### Listed entries
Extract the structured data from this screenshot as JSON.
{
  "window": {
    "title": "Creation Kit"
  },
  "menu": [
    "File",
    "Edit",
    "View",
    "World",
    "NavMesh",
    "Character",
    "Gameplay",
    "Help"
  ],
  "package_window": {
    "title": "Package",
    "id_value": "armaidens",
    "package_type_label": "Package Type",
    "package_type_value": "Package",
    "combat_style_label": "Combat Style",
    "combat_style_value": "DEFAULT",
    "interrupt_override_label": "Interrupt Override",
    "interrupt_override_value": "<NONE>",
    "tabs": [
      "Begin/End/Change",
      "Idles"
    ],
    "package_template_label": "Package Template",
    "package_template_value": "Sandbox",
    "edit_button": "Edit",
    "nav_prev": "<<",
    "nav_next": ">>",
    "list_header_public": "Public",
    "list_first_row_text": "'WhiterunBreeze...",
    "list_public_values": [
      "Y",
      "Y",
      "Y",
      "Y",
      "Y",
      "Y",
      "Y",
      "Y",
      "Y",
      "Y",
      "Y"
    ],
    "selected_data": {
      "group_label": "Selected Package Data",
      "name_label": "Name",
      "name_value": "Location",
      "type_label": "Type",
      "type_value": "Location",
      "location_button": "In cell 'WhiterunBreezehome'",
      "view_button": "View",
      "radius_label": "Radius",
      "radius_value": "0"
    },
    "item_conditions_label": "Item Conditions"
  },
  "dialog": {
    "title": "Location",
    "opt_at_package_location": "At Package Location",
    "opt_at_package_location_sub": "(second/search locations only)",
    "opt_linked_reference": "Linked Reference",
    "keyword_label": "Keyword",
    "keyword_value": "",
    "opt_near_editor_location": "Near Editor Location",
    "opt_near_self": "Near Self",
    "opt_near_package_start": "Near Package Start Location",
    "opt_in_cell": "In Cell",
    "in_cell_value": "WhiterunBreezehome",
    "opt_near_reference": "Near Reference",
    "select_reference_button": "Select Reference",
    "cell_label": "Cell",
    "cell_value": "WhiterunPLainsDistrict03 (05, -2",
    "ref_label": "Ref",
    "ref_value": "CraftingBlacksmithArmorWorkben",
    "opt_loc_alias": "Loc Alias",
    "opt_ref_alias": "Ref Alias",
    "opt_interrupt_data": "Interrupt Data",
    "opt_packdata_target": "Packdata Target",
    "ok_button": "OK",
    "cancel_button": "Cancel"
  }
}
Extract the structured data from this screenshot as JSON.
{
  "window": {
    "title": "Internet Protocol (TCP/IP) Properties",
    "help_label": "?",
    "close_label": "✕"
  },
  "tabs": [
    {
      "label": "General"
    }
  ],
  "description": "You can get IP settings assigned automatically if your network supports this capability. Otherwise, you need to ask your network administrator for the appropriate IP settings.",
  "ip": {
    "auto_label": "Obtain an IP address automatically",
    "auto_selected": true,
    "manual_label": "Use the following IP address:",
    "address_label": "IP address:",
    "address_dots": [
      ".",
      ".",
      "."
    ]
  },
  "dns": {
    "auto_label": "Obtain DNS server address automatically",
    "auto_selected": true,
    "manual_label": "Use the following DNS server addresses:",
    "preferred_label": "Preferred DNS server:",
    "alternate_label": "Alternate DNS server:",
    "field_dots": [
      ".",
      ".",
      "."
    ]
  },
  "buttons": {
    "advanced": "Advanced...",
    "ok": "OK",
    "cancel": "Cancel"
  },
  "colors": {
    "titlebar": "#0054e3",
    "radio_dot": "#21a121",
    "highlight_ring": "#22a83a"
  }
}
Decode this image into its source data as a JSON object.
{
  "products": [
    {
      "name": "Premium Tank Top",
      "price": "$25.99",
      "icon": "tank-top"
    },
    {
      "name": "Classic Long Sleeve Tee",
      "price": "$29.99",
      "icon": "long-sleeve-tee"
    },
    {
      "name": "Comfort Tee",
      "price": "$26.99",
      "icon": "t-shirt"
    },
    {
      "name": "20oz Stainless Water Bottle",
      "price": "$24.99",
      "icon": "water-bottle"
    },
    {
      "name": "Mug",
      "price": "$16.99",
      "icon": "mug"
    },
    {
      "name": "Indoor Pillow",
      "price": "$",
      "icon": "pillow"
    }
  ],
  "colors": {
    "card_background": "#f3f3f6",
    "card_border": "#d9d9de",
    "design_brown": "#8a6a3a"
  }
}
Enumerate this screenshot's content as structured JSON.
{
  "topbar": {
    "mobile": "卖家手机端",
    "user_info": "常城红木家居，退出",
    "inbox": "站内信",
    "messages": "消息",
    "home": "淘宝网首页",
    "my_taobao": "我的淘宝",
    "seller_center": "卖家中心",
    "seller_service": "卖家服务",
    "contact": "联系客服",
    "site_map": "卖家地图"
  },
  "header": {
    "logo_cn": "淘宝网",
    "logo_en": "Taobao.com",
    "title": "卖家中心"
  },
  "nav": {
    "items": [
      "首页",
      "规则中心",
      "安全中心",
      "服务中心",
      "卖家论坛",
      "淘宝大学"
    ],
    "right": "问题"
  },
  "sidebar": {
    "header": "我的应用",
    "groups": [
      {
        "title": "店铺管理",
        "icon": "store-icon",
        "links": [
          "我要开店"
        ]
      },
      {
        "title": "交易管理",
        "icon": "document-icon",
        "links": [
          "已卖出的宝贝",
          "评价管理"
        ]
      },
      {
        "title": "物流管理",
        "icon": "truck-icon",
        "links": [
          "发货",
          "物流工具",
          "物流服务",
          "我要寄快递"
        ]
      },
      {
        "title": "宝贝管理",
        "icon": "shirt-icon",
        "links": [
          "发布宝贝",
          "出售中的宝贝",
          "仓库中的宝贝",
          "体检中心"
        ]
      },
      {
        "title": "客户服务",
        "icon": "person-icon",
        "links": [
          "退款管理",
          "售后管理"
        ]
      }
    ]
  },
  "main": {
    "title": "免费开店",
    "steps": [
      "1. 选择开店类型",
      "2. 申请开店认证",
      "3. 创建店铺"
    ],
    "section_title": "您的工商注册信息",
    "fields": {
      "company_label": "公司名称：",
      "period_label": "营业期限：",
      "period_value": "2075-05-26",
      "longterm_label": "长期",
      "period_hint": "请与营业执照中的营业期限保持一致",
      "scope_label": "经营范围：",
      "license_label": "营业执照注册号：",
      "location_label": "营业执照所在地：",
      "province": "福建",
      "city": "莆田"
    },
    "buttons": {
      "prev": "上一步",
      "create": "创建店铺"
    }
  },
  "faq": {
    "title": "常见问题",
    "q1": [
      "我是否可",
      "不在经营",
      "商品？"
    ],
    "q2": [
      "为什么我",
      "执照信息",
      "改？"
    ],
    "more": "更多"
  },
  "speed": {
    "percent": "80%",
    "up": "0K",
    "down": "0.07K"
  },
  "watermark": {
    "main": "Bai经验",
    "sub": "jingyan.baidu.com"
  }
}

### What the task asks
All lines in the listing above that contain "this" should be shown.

### Solution to the exercise
Extract the structured data from this screenshot as JSON.
Extract the structured data from this screenshot as JSON.
  "description": "You can get IP settings assigned automatically if your network supports this capability. Otherwise, you need to ask your network administrator for the appropriate IP settings.",
Decode this image into its source data as a JSON object.
Enumerate this screenshot's content as structured JSON.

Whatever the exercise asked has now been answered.